» **WHAT THE EXERCISE ASKS**: Please restate the records that follow word for word, omitting any images.

# # #

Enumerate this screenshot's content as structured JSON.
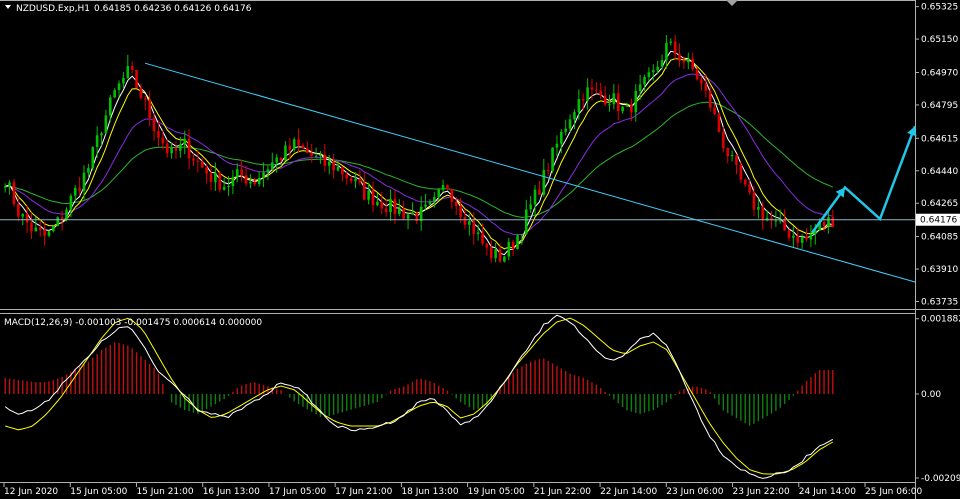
{
  "chart_data": [
    {
      "type": "candlestick",
      "title": "NZDUSD.Exp,H1",
      "ohlc_text": "0.64185 0.64236 0.64126 0.64176",
      "ylim": [
        0.637,
        0.6535
      ],
      "y_ticks": [
        "0.65325",
        "0.65150",
        "0.64970",
        "0.64795",
        "0.64615",
        "0.64440",
        "0.64265",
        "0.64085",
        "0.63910",
        "0.63735"
      ],
      "current_price": "0.64176",
      "x_ticks": [
        "12 Jun 2020",
        "15 Jun 05:00",
        "15 Jun 21:00",
        "16 Jun 13:00",
        "17 Jun 05:00",
        "17 Jun 21:00",
        "18 Jun 13:00",
        "19 Jun 05:00",
        "21 Jun 22:00",
        "22 Jun 14:00",
        "23 Jun 06:00",
        "23 Jun 22:00",
        "24 Jun 14:00",
        "25 Jun 06:00"
      ],
      "close_path": [
        0.644,
        0.6421,
        0.6412,
        0.6408,
        0.6418,
        0.6432,
        0.6445,
        0.6468,
        0.6487,
        0.6498,
        0.6482,
        0.6465,
        0.6452,
        0.6458,
        0.6448,
        0.644,
        0.6436,
        0.6442,
        0.6438,
        0.6446,
        0.6452,
        0.6458,
        0.6453,
        0.6448,
        0.6446,
        0.644,
        0.6432,
        0.6428,
        0.6424,
        0.6421,
        0.642,
        0.6425,
        0.6437,
        0.6423,
        0.6412,
        0.64,
        0.6397,
        0.6407,
        0.6423,
        0.644,
        0.6458,
        0.6475,
        0.6487,
        0.6485,
        0.6483,
        0.6475,
        0.6487,
        0.6496,
        0.6512,
        0.6505,
        0.6497,
        0.6482,
        0.646,
        0.6443,
        0.6428,
        0.642,
        0.6414,
        0.641,
        0.6406,
        0.6414,
        0.6418
      ],
      "macd": {
        "label": "MACD(12,26,9) -0.001003 -0.001475 0.000614 0.000000",
        "ylim": [
          -0.00215,
          0.00195
        ],
        "y_ticks": [
          "0.001882",
          "0.00",
          "-0.002099"
        ],
        "hist": [
          0.0004,
          0.00035,
          0.0003,
          0.0003,
          0.0004,
          0.0006,
          0.0008,
          0.0011,
          0.0013,
          0.0012,
          0.0009,
          0.0006,
          -0.0002,
          -0.0004,
          -0.0005,
          -0.0003,
          -0.0001,
          0.0002,
          0.0003,
          0.0002,
          0.0001,
          -0.0002,
          -0.0004,
          -0.0006,
          -0.0005,
          -0.0004,
          -0.0003,
          -0.0002,
          0.0001,
          0.0002,
          0.0004,
          0.0003,
          0.0001,
          -0.0002,
          -0.0004,
          -0.0003,
          0.0002,
          0.0006,
          0.0008,
          0.0009,
          0.0007,
          0.0005,
          0.0004,
          0.0002,
          -0.0001,
          -0.0004,
          -0.0005,
          -0.0004,
          -0.0002,
          0.0001,
          0.0002,
          0.0001,
          -0.0004,
          -0.0006,
          -0.0008,
          -0.0006,
          -0.0004,
          -0.0001,
          0.0003,
          0.0006,
          0.0006
        ],
        "macd_line": [
          -0.0003,
          -0.0005,
          -0.0004,
          -0.0002,
          0.0002,
          0.0006,
          0.0009,
          0.0013,
          0.0016,
          0.0017,
          0.0012,
          0.0006,
          0.0003,
          0.0,
          -0.0004,
          -0.0005,
          -0.0006,
          -0.0004,
          -0.0002,
          0.0,
          0.0003,
          0.0002,
          -0.0001,
          -0.0005,
          -0.0008,
          -0.0009,
          -0.0009,
          -0.0008,
          -0.0007,
          -0.0005,
          -0.0002,
          -0.0001,
          -0.0004,
          -0.0008,
          -0.0006,
          -0.0003,
          0.0002,
          0.0007,
          0.0012,
          0.0017,
          0.002,
          0.0018,
          0.0014,
          0.001,
          0.0008,
          0.001,
          0.0014,
          0.0015,
          0.0012,
          0.0005,
          -0.0003,
          -0.001,
          -0.0015,
          -0.0018,
          -0.002,
          -0.0021,
          -0.002,
          -0.0019,
          -0.0016,
          -0.0013,
          -0.0011
        ],
        "signal_line": [
          -0.0008,
          -0.0009,
          -0.0008,
          -0.0005,
          -0.0001,
          0.0004,
          0.0009,
          0.0014,
          0.0018,
          0.0019,
          0.0016,
          0.001,
          0.0004,
          -0.0001,
          -0.0004,
          -0.0006,
          -0.0005,
          -0.0003,
          -0.0001,
          0.0001,
          0.0002,
          0.0001,
          -0.0002,
          -0.0005,
          -0.0007,
          -0.0008,
          -0.0008,
          -0.0008,
          -0.0007,
          -0.0005,
          -0.0003,
          -0.0002,
          -0.0003,
          -0.0006,
          -0.0005,
          -0.0002,
          0.0002,
          0.0007,
          0.0011,
          0.0015,
          0.0018,
          0.0019,
          0.0017,
          0.0014,
          0.0011,
          0.001,
          0.0012,
          0.0013,
          0.0011,
          0.0005,
          -0.0001,
          -0.0007,
          -0.0012,
          -0.0016,
          -0.0019,
          -0.002,
          -0.002,
          -0.0019,
          -0.0017,
          -0.0014,
          -0.0012
        ]
      },
      "colors": {
        "up": "#00c000",
        "down": "#e00000",
        "fast_ma": "#ffffff",
        "mid_ma": "#ffff00",
        "slow_ma": "#8a2be2",
        "trend_ma": "#2cb42c",
        "trendline": "#40d0ff",
        "forecast": "#20c8e8",
        "price_line": "#8fb8c8",
        "hist_up": "#c01010",
        "hist_down": "#108010"
      }
    }
  ]
}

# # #

» **TASK ANSWER**:
Enumerate this screenshot's content as structured JSON.
{
  "chart_data": [
    {
      "type": "candlestick",
      "title": "NZDUSD.Exp,H1",
      "ohlc_text": "0.64185 0.64236 0.64126 0.64176",
      "ylim": [
        0.637,
        0.6535
      ],
      "y_ticks": [
        "0.65325",
        "0.65150",
        "0.64970",
        "0.64795",
        "0.64615",
        "0.64440",
        "0.64265",
        "0.64085",
        "0.63910",
        "0.63735"
      ],
      "current_price": "0.64176",
      "x_ticks": [
        "12 Jun 2020",
        "15 Jun 05:00",
        "15 Jun 21:00",
        "16 Jun 13:00",
        "17 Jun 05:00",
        "17 Jun 21:00",
        "18 Jun 13:00",
        "19 Jun 05:00",
        "21 Jun 22:00",
        "22 Jun 14:00",
        "23 Jun 06:00",
        "23 Jun 22:00",
        "24 Jun 14:00",
        "25 Jun 06:00"
      ],
      "close_path": [
        0.644,
        0.6421,
        0.6412,
        0.6408,
        0.6418,
        0.6432,
        0.6445,
        0.6468,
        0.6487,
        0.6498,
        0.6482,
        0.6465,
        0.6452,
        0.6458,
        0.6448,
        0.644,
        0.6436,
        0.6442,
        0.6438,
        0.6446,
        0.6452,
        0.6458,
        0.6453,
        0.6448,
        0.6446,
        0.644,
        0.6432,
        0.6428,
        0.6424,
        0.6421,
        0.642,
        0.6425,
        0.6437,
        0.6423,
        0.6412,
        0.64,
        0.6397,
        0.6407,
        0.6423,
        0.644,
        0.6458,
        0.6475,
        0.6487,
        0.6485,
        0.6483,
        0.6475,
        0.6487,
        0.6496,
        0.6512,
        0.6505,
        0.6497,
        0.6482,
        0.646,
        0.6443,
        0.6428,
        0.642,
        0.6414,
        0.641,
        0.6406,
        0.6414,
        0.6418
      ],
      "macd": {
        "label": "MACD(12,26,9) -0.001003 -0.001475 0.000614 0.000000",
        "ylim": [
          -0.00215,
          0.00195
        ],
        "y_ticks": [
          "0.001882",
          "0.00",
          "-0.002099"
        ],
        "hist": [
          0.0004,
          0.00035,
          0.0003,
          0.0003,
          0.0004,
          0.0006,
          0.0008,
          0.0011,
          0.0013,
          0.0012,
          0.0009,
          0.0006,
          -0.0002,
          -0.0004,
          -0.0005,
          -0.0003,
          -0.0001,
          0.0002,
          0.0003,
          0.0002,
          0.0001,
          -0.0002,
          -0.0004,
          -0.0006,
          -0.0005,
          -0.0004,
          -0.0003,
          -0.0002,
          0.0001,
          0.0002,
          0.0004,
          0.0003,
          0.0001,
          -0.0002,
          -0.0004,
          -0.0003,
          0.0002,
          0.0006,
          0.0008,
          0.0009,
          0.0007,
          0.0005,
          0.0004,
          0.0002,
          -0.0001,
          -0.0004,
          -0.0005,
          -0.0004,
          -0.0002,
          0.0001,
          0.0002,
          0.0001,
          -0.0004,
          -0.0006,
          -0.0008,
          -0.0006,
          -0.0004,
          -0.0001,
          0.0003,
          0.0006,
          0.0006
        ],
        "macd_line": [
          -0.0003,
          -0.0005,
          -0.0004,
          -0.0002,
          0.0002,
          0.0006,
          0.0009,
          0.0013,
          0.0016,
          0.0017,
          0.0012,
          0.0006,
          0.0003,
          0.0,
          -0.0004,
          -0.0005,
          -0.0006,
          -0.0004,
          -0.0002,
          0.0,
          0.0003,
          0.0002,
          -0.0001,
          -0.0005,
          -0.0008,
          -0.0009,
          -0.0009,
          -0.0008,
          -0.0007,
          -0.0005,
          -0.0002,
          -0.0001,
          -0.0004,
          -0.0008,
          -0.0006,
          -0.0003,
          0.0002,
          0.0007,
          0.0012,
          0.0017,
          0.002,
          0.0018,
          0.0014,
          0.001,
          0.0008,
          0.001,
          0.0014,
          0.0015,
          0.0012,
          0.0005,
          -0.0003,
          -0.001,
          -0.0015,
          -0.0018,
          -0.002,
          -0.0021,
          -0.002,
          -0.0019,
          -0.0016,
          -0.0013,
          -0.0011
        ],
        "signal_line": [
          -0.0008,
          -0.0009,
          -0.0008,
          -0.0005,
          -0.0001,
          0.0004,
          0.0009,
          0.0014,
          0.0018,
          0.0019,
          0.0016,
          0.001,
          0.0004,
          -0.0001,
          -0.0004,
          -0.0006,
          -0.0005,
          -0.0003,
          -0.0001,
          0.0001,
          0.0002,
          0.0001,
          -0.0002,
          -0.0005,
          -0.0007,
          -0.0008,
          -0.0008,
          -0.0008,
          -0.0007,
          -0.0005,
          -0.0003,
          -0.0002,
          -0.0003,
          -0.0006,
          -0.0005,
          -0.0002,
          0.0002,
          0.0007,
          0.0011,
          0.0015,
          0.0018,
          0.0019,
          0.0017,
          0.0014,
          0.0011,
          0.001,
          0.0012,
          0.0013,
          0.0011,
          0.0005,
          -0.0001,
          -0.0007,
          -0.0012,
          -0.0016,
          -0.0019,
          -0.002,
          -0.002,
          -0.0019,
          -0.0017,
          -0.0014,
          -0.0012
        ]
      },
      "colors": {
        "up": "#00c000",
        "down": "#e00000",
        "fast_ma": "#ffffff",
        "mid_ma": "#ffff00",
        "slow_ma": "#8a2be2",
        "trend_ma": "#2cb42c",
        "trendline": "#40d0ff",
        "forecast": "#20c8e8",
        "price_line": "#8fb8c8",
        "hist_up": "#c01010",
        "hist_down": "#108010"
      }
    }
  ]
}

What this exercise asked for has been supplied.